I’d be concerned about the bleach damaging the plastic end cap on the newer models. I’m not sure what type of plastic is used for that part, but sodium hypochlorite, even diluted, isn’t known to play nice with some plastics.

I was thinking just a couple of drops but better safe than sorry.

A bit of Vinegar should reduce any amount of mineral build up on the metal surfaces - it shouldn’t damage the metal or plastic used in your bath. But as everyone else has said, remove it from the bath when you’re done with it. Also rinse it off in some clean water after using (you can put that rinsed water into your bath for future too if you plan on saving water)

If you are putting some acid into the water, don’t put any bleach - just don’t mix bleach with stuff - it can be dangerous.
Bleach should not be used as it can both neutralize the vinegar and cause damage to the plastic components.
I’m not sure of the stainless steel alloy used but bleach can also cause corrosion on certain types of Stainless Steel.

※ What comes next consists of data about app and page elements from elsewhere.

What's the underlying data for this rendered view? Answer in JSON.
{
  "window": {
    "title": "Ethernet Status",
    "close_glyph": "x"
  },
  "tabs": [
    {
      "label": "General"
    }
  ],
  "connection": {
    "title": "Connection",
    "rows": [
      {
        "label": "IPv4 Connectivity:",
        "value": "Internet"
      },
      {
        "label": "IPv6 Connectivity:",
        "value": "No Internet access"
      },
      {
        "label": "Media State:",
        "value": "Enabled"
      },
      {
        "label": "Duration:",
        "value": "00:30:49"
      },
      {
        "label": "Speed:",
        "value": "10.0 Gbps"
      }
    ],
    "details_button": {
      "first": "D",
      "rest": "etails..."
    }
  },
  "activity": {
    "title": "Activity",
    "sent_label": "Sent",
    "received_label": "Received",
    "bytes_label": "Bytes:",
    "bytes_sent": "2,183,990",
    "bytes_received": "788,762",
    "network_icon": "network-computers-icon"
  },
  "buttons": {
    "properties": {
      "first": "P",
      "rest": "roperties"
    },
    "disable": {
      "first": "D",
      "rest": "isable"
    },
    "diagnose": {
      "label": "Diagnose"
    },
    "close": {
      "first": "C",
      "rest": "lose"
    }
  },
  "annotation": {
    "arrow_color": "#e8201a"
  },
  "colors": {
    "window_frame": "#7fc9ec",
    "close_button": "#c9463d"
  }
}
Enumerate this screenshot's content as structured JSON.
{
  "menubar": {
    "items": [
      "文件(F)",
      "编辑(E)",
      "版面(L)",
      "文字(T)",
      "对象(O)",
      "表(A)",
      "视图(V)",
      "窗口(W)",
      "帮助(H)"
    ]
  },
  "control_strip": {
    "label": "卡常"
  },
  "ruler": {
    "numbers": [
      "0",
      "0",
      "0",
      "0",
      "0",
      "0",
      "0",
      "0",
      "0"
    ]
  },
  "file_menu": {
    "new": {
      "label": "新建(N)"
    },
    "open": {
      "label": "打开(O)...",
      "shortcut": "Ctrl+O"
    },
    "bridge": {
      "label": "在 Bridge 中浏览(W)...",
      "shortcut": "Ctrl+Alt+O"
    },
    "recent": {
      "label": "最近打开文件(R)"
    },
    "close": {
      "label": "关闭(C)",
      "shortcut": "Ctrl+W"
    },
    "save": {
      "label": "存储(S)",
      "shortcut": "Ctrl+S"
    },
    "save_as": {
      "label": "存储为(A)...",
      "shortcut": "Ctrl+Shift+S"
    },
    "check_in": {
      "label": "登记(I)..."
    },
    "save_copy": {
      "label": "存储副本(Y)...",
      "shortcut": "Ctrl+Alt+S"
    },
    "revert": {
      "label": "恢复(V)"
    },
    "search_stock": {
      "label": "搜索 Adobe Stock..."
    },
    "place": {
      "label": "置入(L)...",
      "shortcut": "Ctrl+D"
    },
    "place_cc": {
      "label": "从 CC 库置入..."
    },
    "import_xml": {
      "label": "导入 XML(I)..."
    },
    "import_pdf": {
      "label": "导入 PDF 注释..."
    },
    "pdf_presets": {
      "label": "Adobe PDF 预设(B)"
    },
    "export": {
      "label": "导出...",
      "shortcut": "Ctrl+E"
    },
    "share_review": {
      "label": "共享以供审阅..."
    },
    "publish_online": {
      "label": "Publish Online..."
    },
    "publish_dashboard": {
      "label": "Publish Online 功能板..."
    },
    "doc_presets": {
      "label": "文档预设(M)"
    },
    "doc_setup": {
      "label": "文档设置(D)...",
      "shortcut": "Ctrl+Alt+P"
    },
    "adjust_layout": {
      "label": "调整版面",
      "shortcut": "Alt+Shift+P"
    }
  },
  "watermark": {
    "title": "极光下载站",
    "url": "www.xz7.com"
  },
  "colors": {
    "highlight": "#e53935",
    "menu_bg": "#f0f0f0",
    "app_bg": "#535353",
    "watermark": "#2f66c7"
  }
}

You could also avoid all this and just filter your water after each use or as necessary…